[Extracted records]
------

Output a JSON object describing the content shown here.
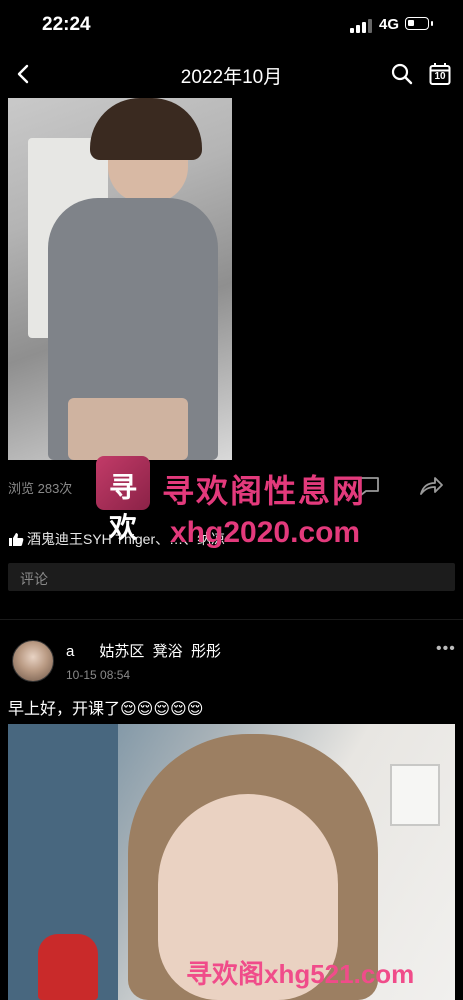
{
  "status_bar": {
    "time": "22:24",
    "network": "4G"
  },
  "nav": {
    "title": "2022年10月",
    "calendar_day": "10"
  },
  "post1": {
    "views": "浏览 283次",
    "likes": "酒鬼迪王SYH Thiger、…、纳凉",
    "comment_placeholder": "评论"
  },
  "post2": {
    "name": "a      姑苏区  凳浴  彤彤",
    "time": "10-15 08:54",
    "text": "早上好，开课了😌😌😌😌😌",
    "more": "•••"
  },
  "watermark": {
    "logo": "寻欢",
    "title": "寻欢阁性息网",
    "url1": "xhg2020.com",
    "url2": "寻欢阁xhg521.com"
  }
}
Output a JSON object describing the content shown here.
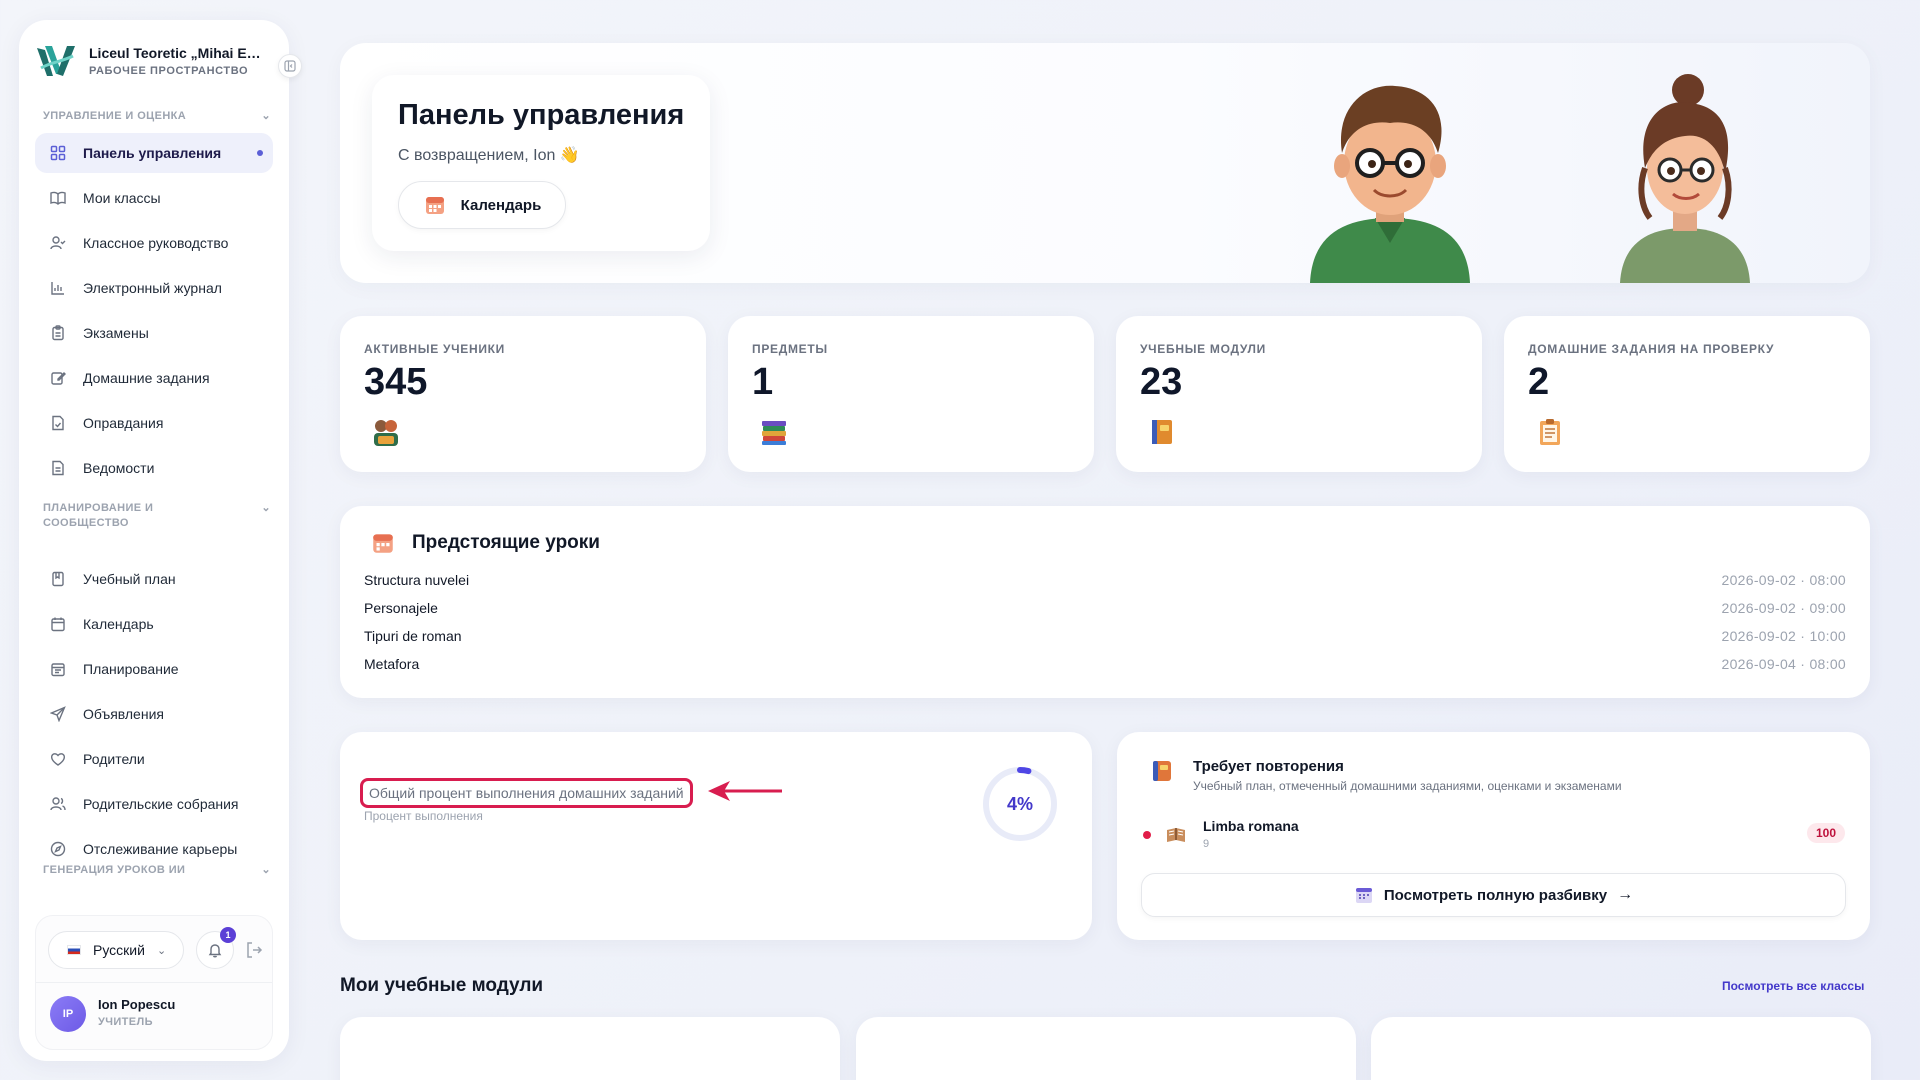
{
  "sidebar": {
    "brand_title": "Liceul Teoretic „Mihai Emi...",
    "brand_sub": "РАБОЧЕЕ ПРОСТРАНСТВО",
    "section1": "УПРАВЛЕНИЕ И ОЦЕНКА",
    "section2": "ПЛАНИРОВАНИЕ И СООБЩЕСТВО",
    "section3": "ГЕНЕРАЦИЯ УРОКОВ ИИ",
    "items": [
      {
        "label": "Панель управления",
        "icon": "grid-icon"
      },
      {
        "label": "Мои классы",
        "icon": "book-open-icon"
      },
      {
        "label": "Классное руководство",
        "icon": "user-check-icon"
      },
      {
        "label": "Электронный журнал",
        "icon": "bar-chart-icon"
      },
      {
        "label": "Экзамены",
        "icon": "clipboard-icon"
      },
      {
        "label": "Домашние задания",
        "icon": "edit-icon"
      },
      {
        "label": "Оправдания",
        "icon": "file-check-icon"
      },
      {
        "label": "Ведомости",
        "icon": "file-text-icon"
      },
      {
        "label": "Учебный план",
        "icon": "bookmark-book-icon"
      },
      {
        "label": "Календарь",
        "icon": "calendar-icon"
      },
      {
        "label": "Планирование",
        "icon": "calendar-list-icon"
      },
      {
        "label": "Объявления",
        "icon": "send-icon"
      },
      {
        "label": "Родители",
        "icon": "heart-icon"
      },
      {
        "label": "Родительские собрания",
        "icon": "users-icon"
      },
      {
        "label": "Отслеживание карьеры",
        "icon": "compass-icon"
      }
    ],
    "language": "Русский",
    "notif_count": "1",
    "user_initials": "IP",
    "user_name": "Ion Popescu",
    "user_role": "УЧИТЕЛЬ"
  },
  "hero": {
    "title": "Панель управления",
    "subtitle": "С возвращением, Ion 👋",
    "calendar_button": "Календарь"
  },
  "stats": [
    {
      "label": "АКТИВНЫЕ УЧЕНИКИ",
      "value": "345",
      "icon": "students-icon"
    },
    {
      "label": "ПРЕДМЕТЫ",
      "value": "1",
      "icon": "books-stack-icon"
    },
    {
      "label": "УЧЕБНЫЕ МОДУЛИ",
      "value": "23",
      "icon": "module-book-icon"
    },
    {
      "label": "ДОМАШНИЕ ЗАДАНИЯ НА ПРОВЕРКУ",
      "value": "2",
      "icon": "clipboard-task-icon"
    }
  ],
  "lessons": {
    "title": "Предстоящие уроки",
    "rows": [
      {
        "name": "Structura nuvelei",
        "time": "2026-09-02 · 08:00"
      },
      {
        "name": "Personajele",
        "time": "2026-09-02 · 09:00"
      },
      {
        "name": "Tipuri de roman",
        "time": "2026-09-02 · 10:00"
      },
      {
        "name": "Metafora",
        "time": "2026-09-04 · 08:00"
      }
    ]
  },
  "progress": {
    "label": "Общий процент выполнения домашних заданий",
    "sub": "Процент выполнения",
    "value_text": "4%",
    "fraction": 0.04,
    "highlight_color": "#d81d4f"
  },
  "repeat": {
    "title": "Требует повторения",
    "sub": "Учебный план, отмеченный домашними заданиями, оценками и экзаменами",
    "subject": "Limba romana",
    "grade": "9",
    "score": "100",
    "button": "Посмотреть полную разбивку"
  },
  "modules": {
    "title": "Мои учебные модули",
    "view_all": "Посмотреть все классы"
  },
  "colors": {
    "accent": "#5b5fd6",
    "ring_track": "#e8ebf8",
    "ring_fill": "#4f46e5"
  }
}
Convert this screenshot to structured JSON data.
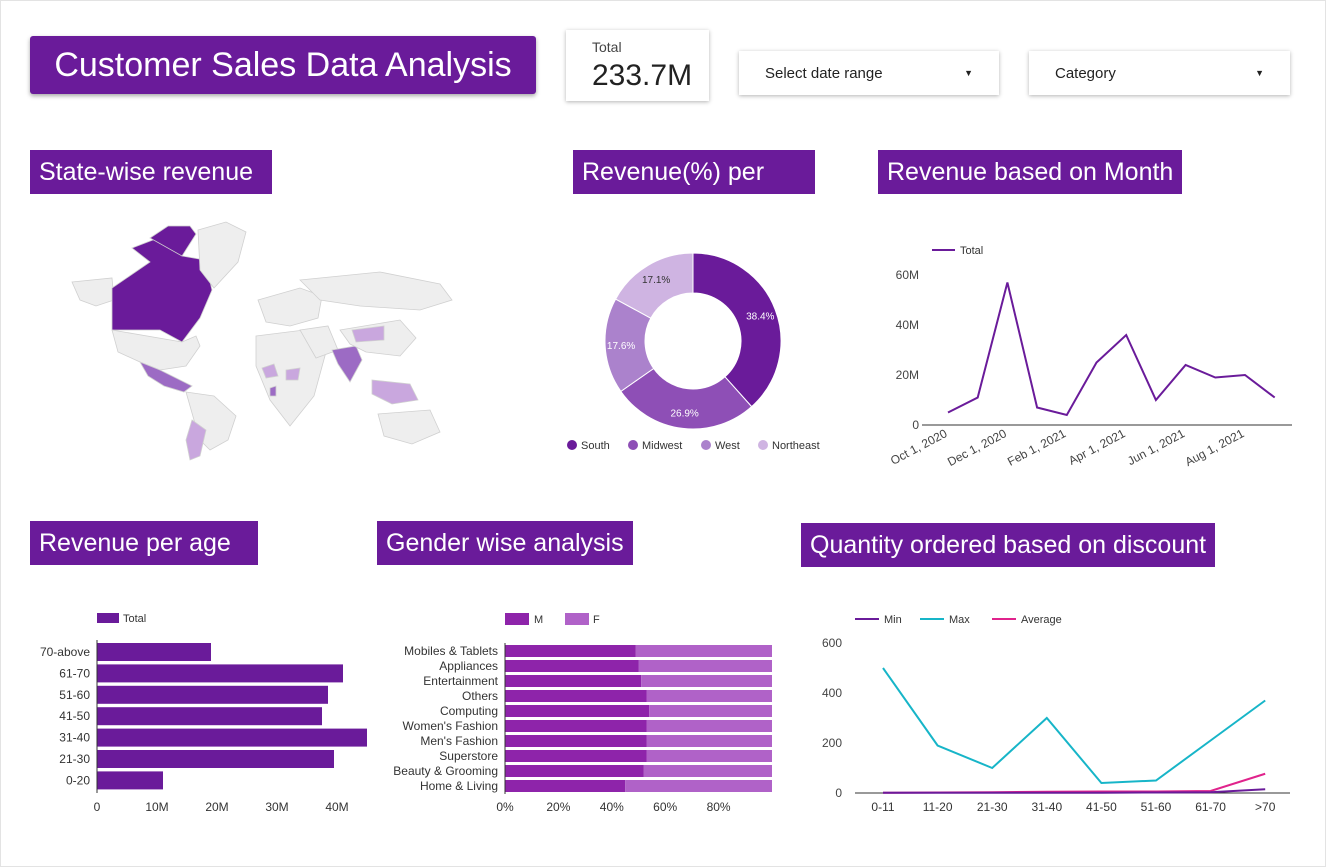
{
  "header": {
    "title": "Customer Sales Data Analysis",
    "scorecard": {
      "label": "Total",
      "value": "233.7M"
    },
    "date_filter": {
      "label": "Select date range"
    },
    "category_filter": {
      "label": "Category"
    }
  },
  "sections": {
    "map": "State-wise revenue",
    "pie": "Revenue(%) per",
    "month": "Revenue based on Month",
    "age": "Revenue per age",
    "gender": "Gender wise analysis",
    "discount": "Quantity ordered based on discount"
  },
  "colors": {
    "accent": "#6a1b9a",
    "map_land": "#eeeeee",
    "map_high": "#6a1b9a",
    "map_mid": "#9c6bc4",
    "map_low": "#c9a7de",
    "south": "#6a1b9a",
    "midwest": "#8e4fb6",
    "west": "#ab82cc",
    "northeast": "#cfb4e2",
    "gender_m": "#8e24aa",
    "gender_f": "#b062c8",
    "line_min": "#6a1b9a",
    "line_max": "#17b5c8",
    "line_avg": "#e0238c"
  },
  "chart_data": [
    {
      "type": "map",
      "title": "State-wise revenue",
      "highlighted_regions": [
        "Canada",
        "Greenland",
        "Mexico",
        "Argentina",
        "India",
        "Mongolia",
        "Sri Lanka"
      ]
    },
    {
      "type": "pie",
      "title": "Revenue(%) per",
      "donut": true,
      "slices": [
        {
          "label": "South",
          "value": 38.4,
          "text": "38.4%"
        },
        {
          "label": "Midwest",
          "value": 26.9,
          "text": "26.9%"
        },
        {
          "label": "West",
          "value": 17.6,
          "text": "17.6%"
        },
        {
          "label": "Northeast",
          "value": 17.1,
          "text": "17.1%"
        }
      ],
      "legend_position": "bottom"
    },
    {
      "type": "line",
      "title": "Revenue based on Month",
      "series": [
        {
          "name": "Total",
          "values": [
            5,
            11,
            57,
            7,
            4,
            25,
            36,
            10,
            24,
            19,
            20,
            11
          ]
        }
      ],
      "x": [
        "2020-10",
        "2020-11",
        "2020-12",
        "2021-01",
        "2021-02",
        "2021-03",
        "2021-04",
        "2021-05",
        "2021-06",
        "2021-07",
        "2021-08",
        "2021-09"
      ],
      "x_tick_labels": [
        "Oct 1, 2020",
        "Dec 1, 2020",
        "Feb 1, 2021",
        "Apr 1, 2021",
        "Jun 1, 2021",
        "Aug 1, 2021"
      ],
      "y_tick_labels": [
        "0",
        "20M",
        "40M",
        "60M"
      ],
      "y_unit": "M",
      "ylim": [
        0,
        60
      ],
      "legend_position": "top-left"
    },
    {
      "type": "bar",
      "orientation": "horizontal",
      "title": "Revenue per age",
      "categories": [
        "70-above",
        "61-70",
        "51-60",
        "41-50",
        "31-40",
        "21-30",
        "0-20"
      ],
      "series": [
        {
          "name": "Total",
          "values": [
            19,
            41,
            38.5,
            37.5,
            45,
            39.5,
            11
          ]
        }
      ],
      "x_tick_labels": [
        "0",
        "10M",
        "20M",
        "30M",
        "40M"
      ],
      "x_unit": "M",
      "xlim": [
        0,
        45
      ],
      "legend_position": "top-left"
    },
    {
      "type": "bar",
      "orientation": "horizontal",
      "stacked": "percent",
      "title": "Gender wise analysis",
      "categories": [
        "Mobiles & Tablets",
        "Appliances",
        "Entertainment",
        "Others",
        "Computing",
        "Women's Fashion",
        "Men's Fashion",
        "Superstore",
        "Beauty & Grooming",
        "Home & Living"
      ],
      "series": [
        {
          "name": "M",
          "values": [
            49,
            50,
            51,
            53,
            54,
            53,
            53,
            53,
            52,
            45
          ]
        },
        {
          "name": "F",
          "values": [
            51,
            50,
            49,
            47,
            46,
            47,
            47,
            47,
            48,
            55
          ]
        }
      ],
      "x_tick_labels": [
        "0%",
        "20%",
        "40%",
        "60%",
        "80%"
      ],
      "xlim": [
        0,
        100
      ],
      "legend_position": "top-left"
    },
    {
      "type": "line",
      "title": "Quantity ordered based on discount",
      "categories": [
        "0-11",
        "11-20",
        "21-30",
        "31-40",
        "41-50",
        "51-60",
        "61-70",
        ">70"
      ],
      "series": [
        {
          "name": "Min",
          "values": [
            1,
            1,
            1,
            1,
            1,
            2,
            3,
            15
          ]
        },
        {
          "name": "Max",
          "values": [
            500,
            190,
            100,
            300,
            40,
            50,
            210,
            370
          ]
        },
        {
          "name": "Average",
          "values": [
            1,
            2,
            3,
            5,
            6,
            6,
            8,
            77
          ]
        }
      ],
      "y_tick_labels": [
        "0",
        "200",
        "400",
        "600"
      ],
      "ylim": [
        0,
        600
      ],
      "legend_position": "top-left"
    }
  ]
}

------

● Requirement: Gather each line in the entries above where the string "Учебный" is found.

● Response below:
        "label": "Учебный план",
    "sub": "Учебный план, отмеченный домашними заданиями, оценками и экзаменами",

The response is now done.